- [MATERIALS PROVIDED]

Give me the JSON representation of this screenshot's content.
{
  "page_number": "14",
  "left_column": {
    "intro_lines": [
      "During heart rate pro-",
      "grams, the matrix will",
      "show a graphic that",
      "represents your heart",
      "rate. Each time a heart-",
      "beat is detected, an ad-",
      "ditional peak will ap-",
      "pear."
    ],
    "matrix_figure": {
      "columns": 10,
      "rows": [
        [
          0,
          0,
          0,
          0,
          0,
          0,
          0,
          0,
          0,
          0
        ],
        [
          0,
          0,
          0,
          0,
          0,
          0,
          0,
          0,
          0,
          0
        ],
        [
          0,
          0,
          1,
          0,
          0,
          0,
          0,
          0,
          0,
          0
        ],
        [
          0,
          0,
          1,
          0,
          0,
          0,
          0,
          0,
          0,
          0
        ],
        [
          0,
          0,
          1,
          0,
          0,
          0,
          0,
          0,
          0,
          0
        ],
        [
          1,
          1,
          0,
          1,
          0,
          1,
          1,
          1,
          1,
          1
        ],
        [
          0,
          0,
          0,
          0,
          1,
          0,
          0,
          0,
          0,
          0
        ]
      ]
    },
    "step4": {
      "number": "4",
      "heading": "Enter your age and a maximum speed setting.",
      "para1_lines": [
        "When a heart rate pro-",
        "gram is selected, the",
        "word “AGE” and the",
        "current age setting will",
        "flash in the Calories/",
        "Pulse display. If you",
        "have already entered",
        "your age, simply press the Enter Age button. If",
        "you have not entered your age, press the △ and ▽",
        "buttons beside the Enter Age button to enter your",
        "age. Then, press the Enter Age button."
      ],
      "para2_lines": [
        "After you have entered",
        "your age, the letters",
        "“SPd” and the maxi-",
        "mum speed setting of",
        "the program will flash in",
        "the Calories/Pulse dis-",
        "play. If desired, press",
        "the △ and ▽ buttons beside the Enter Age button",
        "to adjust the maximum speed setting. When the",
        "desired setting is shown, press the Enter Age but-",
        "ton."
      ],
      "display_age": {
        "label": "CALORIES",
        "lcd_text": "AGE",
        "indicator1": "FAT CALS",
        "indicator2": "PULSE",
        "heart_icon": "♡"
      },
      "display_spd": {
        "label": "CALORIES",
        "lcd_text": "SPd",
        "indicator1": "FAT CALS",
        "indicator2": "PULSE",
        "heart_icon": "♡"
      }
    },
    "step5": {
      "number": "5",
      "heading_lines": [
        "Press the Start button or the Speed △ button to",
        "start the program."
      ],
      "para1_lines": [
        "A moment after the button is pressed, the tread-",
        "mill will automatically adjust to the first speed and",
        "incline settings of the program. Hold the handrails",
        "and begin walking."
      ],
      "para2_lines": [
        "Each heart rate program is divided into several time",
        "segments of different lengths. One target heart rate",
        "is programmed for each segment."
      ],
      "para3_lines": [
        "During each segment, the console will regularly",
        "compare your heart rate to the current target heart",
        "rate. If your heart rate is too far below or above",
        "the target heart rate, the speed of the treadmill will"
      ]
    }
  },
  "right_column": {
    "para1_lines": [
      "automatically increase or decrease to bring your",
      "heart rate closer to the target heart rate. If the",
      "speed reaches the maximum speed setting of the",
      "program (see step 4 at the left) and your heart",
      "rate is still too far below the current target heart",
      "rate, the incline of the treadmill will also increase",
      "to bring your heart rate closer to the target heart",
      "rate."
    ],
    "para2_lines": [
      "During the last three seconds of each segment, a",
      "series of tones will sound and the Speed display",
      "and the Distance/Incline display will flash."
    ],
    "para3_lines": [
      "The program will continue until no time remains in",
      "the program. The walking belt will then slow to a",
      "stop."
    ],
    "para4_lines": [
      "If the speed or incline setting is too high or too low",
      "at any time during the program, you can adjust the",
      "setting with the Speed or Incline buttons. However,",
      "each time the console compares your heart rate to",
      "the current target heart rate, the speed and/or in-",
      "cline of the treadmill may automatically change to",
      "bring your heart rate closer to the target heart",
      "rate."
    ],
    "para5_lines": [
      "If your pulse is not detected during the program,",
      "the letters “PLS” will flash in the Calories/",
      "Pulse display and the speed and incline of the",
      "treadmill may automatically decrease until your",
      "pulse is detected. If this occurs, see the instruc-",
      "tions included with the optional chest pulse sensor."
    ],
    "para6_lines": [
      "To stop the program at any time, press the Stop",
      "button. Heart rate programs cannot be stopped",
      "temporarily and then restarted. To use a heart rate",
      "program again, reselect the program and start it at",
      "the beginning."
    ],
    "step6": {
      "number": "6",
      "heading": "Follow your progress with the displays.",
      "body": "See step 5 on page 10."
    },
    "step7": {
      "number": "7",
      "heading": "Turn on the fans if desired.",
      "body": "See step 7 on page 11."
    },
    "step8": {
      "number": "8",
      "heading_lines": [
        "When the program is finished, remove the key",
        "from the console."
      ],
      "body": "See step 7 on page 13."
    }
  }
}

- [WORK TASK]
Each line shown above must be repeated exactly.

- [EXERCISE RESPONSE]
Give me the JSON representation of this screenshot's content.
{
  "page_number": "14",
  "left_column": {
    "intro_lines": [
      "During heart rate pro-",
      "grams, the matrix will",
      "show a graphic that",
      "represents your heart",
      "rate. Each time a heart-",
      "beat is detected, an ad-",
      "ditional peak will ap-",
      "pear."
    ],
    "matrix_figure": {
      "columns": 10,
      "rows": [
        [
          0,
          0,
          0,
          0,
          0,
          0,
          0,
          0,
          0,
          0
        ],
        [
          0,
          0,
          0,
          0,
          0,
          0,
          0,
          0,
          0,
          0
        ],
        [
          0,
          0,
          1,
          0,
          0,
          0,
          0,
          0,
          0,
          0
        ],
        [
          0,
          0,
          1,
          0,
          0,
          0,
          0,
          0,
          0,
          0
        ],
        [
          0,
          0,
          1,
          0,
          0,
          0,
          0,
          0,
          0,
          0
        ],
        [
          1,
          1,
          0,
          1,
          0,
          1,
          1,
          1,
          1,
          1
        ],
        [
          0,
          0,
          0,
          0,
          1,
          0,
          0,
          0,
          0,
          0
        ]
      ]
    },
    "step4": {
      "number": "4",
      "heading": "Enter your age and a maximum speed setting.",
      "para1_lines": [
        "When a heart rate pro-",
        "gram is selected, the",
        "word “AGE” and the",
        "current age setting will",
        "flash in the Calories/",
        "Pulse display. If you",
        "have already entered",
        "your age, simply press the Enter Age button. If",
        "you have not entered your age, press the △ and ▽",
        "buttons beside the Enter Age button to enter your",
        "age. Then, press the Enter Age button."
      ],
      "para2_lines": [
        "After you have entered",
        "your age, the letters",
        "“SPd” and the maxi-",
        "mum speed setting of",
        "the program will flash in",
        "the Calories/Pulse dis-",
        "play. If desired, press",
        "the △ and ▽ buttons beside the Enter Age button",
        "to adjust the maximum speed setting. When the",
        "desired setting is shown, press the Enter Age but-",
        "ton."
      ],
      "display_age": {
        "label": "CALORIES",
        "lcd_text": "AGE",
        "indicator1": "FAT CALS",
        "indicator2": "PULSE",
        "heart_icon": "♡"
      },
      "display_spd": {
        "label": "CALORIES",
        "lcd_text": "SPd",
        "indicator1": "FAT CALS",
        "indicator2": "PULSE",
        "heart_icon": "♡"
      }
    },
    "step5": {
      "number": "5",
      "heading_lines": [
        "Press the Start button or the Speed △ button to",
        "start the program."
      ],
      "para1_lines": [
        "A moment after the button is pressed, the tread-",
        "mill will automatically adjust to the first speed and",
        "incline settings of the program. Hold the handrails",
        "and begin walking."
      ],
      "para2_lines": [
        "Each heart rate program is divided into several time",
        "segments of different lengths. One target heart rate",
        "is programmed for each segment."
      ],
      "para3_lines": [
        "During each segment, the console will regularly",
        "compare your heart rate to the current target heart",
        "rate. If your heart rate is too far below or above",
        "the target heart rate, the speed of the treadmill will"
      ]
    }
  },
  "right_column": {
    "para1_lines": [
      "automatically increase or decrease to bring your",
      "heart rate closer to the target heart rate. If the",
      "speed reaches the maximum speed setting of the",
      "program (see step 4 at the left) and your heart",
      "rate is still too far below the current target heart",
      "rate, the incline of the treadmill will also increase",
      "to bring your heart rate closer to the target heart",
      "rate."
    ],
    "para2_lines": [
      "During the last three seconds of each segment, a",
      "series of tones will sound and the Speed display",
      "and the Distance/Incline display will flash."
    ],
    "para3_lines": [
      "The program will continue until no time remains in",
      "the program. The walking belt will then slow to a",
      "stop."
    ],
    "para4_lines": [
      "If the speed or incline setting is too high or too low",
      "at any time during the program, you can adjust the",
      "setting with the Speed or Incline buttons. However,",
      "each time the console compares your heart rate to",
      "the current target heart rate, the speed and/or in-",
      "cline of the treadmill may automatically change to",
      "bring your heart rate closer to the target heart",
      "rate."
    ],
    "para5_lines": [
      "If your pulse is not detected during the program,",
      "the letters “PLS” will flash in the Calories/",
      "Pulse display and the speed and incline of the",
      "treadmill may automatically decrease until your",
      "pulse is detected. If this occurs, see the instruc-",
      "tions included with the optional chest pulse sensor."
    ],
    "para6_lines": [
      "To stop the program at any time, press the Stop",
      "button. Heart rate programs cannot be stopped",
      "temporarily and then restarted. To use a heart rate",
      "program again, reselect the program and start it at",
      "the beginning."
    ],
    "step6": {
      "number": "6",
      "heading": "Follow your progress with the displays.",
      "body": "See step 5 on page 10."
    },
    "step7": {
      "number": "7",
      "heading": "Turn on the fans if desired.",
      "body": "See step 7 on page 11."
    },
    "step8": {
      "number": "8",
      "heading_lines": [
        "When the program is finished, remove the key",
        "from the console."
      ],
      "body": "See step 7 on page 13."
    }
  }
}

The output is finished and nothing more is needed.